As usual, he’s up before dawn, running in the hills above Managua, hands clenched around 12 pounds of Soviet-made firepower. After finishing his five-mile course, he sets down the AK-47, strips to the waist and slips on a Mets T-shirt and cap for the benefit of a visiting photographer (protesting, however, that he is really a fan of the Baltimore Orioles). Sitting in the grass with his seven-man escort, he looks more like a shlumpy ball boy than a chief of state. Yet as president of Nicaragua, Daniel Ortega, 41, has forcefully presided over the bedevilment of the Reagan Administration’s foreign policy in Central America—and made his heavily armed Marxist state the potential flashpoint for a major conflict in the region.
A decade ago Ortega was the leader only of an idealistic band of urban guerrillas (called Sandinistas for the 1930s underground leader Augusto César Sandino) who were seeking to overthrow dictator Anastasio Somoza. Ortega, the eldest of five children in a family that idolized Sandino, says he grew up on the streets of Managua fighting Somoza’s National Guardsmen. “I didn’t have a normal teenage life,” he recalls. “A few girlfriends, a few dances, but mostly I was fighting, burning cars.” His high school education was followed by seven years’ imprisonment for such Sandinista exploits as bank robberies and sabotage. Even so, in the late 1970s he was viewed by many as a moderate among revolutionary hardliners, and by holding out the promise of representative democracy he was able to encourage a Sandinista alliance with the middle-class opposition to Somoza.

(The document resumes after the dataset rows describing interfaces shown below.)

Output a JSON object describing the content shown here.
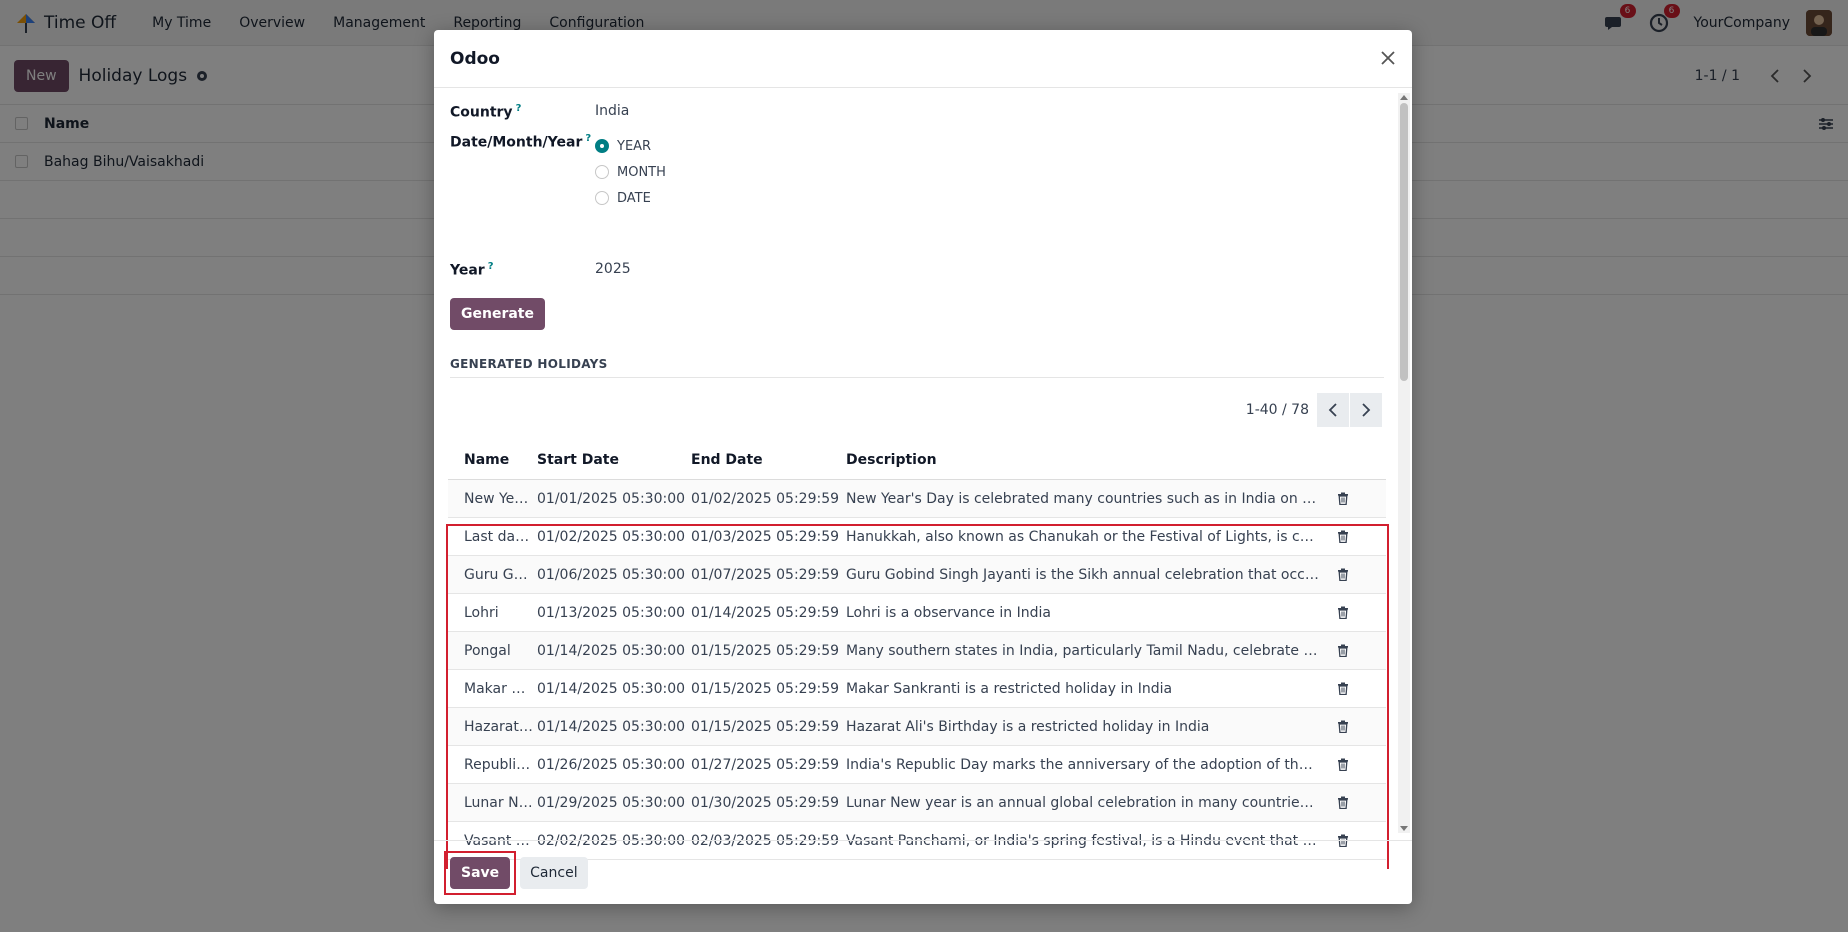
{
  "navbar": {
    "app_name": "Time Off",
    "menu": [
      "My Time",
      "Overview",
      "Management",
      "Reporting",
      "Configuration"
    ],
    "chat_badge": "6",
    "activity_badge": "6",
    "company": "YourCompany"
  },
  "control": {
    "new_label": "New",
    "title": "Holiday Logs",
    "pager": "1-1 / 1"
  },
  "list": {
    "header": "Name",
    "rows": [
      "Bahag Bihu/Vaisakhadi"
    ]
  },
  "modal": {
    "title": "Odoo",
    "country_label": "Country",
    "country_value": "India",
    "period_label": "Date/Month/Year",
    "period_options": [
      "YEAR",
      "MONTH",
      "DATE"
    ],
    "period_selected": "YEAR",
    "year_label": "Year",
    "year_value": "2025",
    "generate_label": "Generate",
    "section_title": "GENERATED HOLIDAYS",
    "pager": "1-40 / 78",
    "columns": [
      "Name",
      "Start Date",
      "End Date",
      "Description"
    ],
    "holidays": [
      {
        "name": "New Year'...",
        "start": "01/01/2025 05:30:00",
        "end": "01/02/2025 05:29:59",
        "desc": "New Year's Day is celebrated many countries such as in India on the Janua..."
      },
      {
        "name": "Last day o...",
        "start": "01/02/2025 05:30:00",
        "end": "01/03/2025 05:29:59",
        "desc": "Hanukkah, also known as Chanukah or the Festival of Lights, is celebrated..."
      },
      {
        "name": "Guru Govi...",
        "start": "01/06/2025 05:30:00",
        "end": "01/07/2025 05:29:59",
        "desc": "Guru Gobind Singh Jayanti is the Sikh annual celebration that occurs in co..."
      },
      {
        "name": "Lohri",
        "start": "01/13/2025 05:30:00",
        "end": "01/14/2025 05:29:59",
        "desc": "Lohri is a observance in India"
      },
      {
        "name": "Pongal",
        "start": "01/14/2025 05:30:00",
        "end": "01/15/2025 05:29:59",
        "desc": "Many southern states in India, particularly Tamil Nadu, celebrate Pongal a..."
      },
      {
        "name": "Makar San...",
        "start": "01/14/2025 05:30:00",
        "end": "01/15/2025 05:29:59",
        "desc": "Makar Sankranti is a restricted holiday in India"
      },
      {
        "name": "Hazarat A...",
        "start": "01/14/2025 05:30:00",
        "end": "01/15/2025 05:29:59",
        "desc": "Hazarat Ali's Birthday is a restricted holiday in India"
      },
      {
        "name": "Republic ...",
        "start": "01/26/2025 05:30:00",
        "end": "01/27/2025 05:29:59",
        "desc": "India's Republic Day marks the anniversary of the adoption of the Indian c..."
      },
      {
        "name": "Lunar Ne...",
        "start": "01/29/2025 05:30:00",
        "end": "01/30/2025 05:29:59",
        "desc": "Lunar New year is an annual global celebration in many countries includin..."
      },
      {
        "name": "Vasant Pa...",
        "start": "02/02/2025 05:30:00",
        "end": "02/03/2025 05:29:59",
        "desc": "Vasant Panchami, or India's spring festival, is a Hindu event that includes ..."
      }
    ],
    "save_label": "Save",
    "cancel_label": "Cancel"
  },
  "colors": {
    "primary": "#714b67",
    "accent": "#017e84",
    "highlight": "#d21f2f"
  }
}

After Somoza’s overthrow in 1979, Ortega served as the dominant figure in the Sandinista Party, ruling until 1984 when he won the presidency in an election that was boycotted by most of the moderate opposition parties. Since then, as head of the Sandinistas’ nine-man politburo, he has fielded the largest military ground force in the region—and been reduced to silencing his critics in the Roman Catholic Church and the press through censorship, jailings and expulsion of dissidents. “The Nicaraguan revolution is in very deep trouble,” says Howard Wiarda, a foreign policy analyst at the American Enterprise Institute in Washington, D.C. “There are a lot of food shortages, lines for everything and a lot of discontent. Ortega also faces neighbors who are very worried about the massive military buildup.” He lost a great deal of his old support, says Heritage Foundation policy analyst Dr. Timothy Ashby, “by closing down the press, not allowing people free assembly and suppressing the church.”
Among his more apparent problems are Nicaragua’s withering economy and the presence on the border with Honduras of the U.S.-backed contras. With about 75,000 Soviet-armed, Cuban-advised troops on alert, his army is more than equal to any local threat. “We’re ready to face and defeat any invading mercenaries or yanqui troops,” he says. “Our revolution is a fact. You can’t change it or kill it.” Still, Ronald Reagan’s staunch support for Ortega’s enemies and the recurrent Sandinista nightmare of a U.S. invasion do not allow Ortega the luxury of calm. A frustrated family man (he and his common-law wife, Rosario Murillo, 34, have eight children), he complains he has no time “to throw the ball” with his kids. “I can’t,” he says, suddenly grim. “If we have to fight, we have to be ready.”